In 2017, a Nielsen report stated that for the first time, hip-hop and R&B has overtaken rock as the most-consumed music genre in the US. Since then, the same question has been asked a million times: is rock dead? For me the answer is no, but how did we get to this point to begin with?
The return of the pop star and hip-hop’s rise
The 2010s was the decade of the singer-songwriter megastar. After Lady Gaga’s tearaway debut album in 2008, we have seen pop stars seemingly fall from the sky: Ed Sheeran, Taylor Swift, Adele, Katy Perry, Sam Smith, etc. This machine shows no signs of slowing down either, with 2019 being the breakout year for the likes of Billie Eilish, Lizzo and Rosalia.
After many decades in the making, starting with Grandmaster Flash, followed by NWA, Pac, Eminem and Jay, hip-hop hit it huge in the 2010s. How? Sales for rap music weren’t doing so well in the early 2000s, but the genre was revitalised by a blast of innovation from a few new artists, most notable among them, Kanye West. Infusing pop, rock, gospel and electronic themes into his music, Kanye created a whole new sound in rap music. The genre never looked back, going from new age rap, to mumble rap and now seemingly peaking in the charts with the advent of trap music.
Rock music in the 2010s
As we’ve seen with rock in the past, when something gets big, artists tend to latch on to that in order to find some of that success themselves. As hip-hop and pop grew, so did rock bands who incorporated those genres into their music. So it’s not surprise that the most commercially successful “rock” bands of the decade were groups like Imagine Dragons, Twenty One Pilots and Bastille. Even more critically acclaimed such as Portugal The Man or The 1975 define themselves as “genre-less”. Tame Impala, once heralded as the new shining star for rock music has sadly moved more and more into pop’s sphere.
In spite of all this, it’s very extreme to say either that rock is dying or that the 2010s were a bad decade for rock. Older hands like the Arctic Monkeys, Jack White, Queens of the Stone Age, Foo Fighters, Radiohead and The Strokes continued to put out great music.
New bands coming through in the 2010s also released great records like the War on Drugs, Alabama Shakes, Tame Impala or the Japandroids. There was also a very overdue rise in female-rock over the last decade such as St. Vincent, Savages and Wolf Alice. Guitar-manufacturer Fender stated that 50% of new guitar owners were now female, both in the US and UK. These rockers could be the ones who breathe new life into what has traditionally been a male-dominated world.
Greta van Fleet have made rock headlines for the wrong reasons in the last few years. Despite finding commercial success, the group has been strongly criticised for sounding very much like the 1970s heayweights Led Zeppelin.
This is exactly what the genre needs to stop doing. Looking to the past has brought success to a certain degree, but in order to evolve, the genre will need to innovate and experiment as it had been doing so for decades.

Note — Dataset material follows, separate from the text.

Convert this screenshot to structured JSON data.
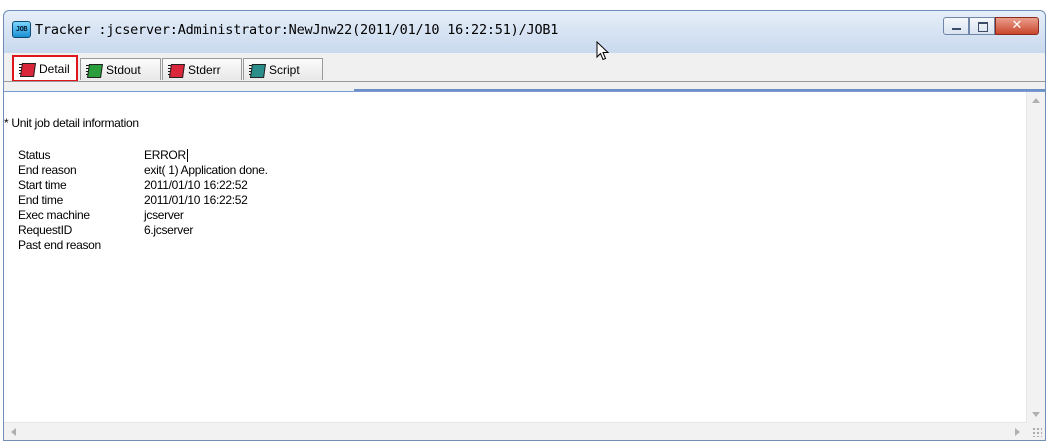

Is rock dying? No. Has it lost its place in the mainstream and charts? Yes. Usually the biggest breakthrough in the genre has taken place from underground scenes, so as I write this, the next Pink Floyd could be out there right now honing their skills.
Alex Turner described rock’s evolution like this during a speech in 2014: That rock ‘n’roll, eh? That rock’n’roll, it just won’t go away. It might hibernate from time to time. But it’s always waiting there, just around the corner. Ready to make its way back through the sludge and smash through the glass ceiling, looking better than ever. Yeah, that rock’n’roll, it seems like it’s faded away sometimes, but it will never die.
Regardless of what happens to rock music, it’s important to listen to all kinds of music and enjoy the great diversity that’s out there. As I’ve explained over the last few thousand words, there is around seventy years of great rock music to go through while we wait for the genre to find its feet again 🙂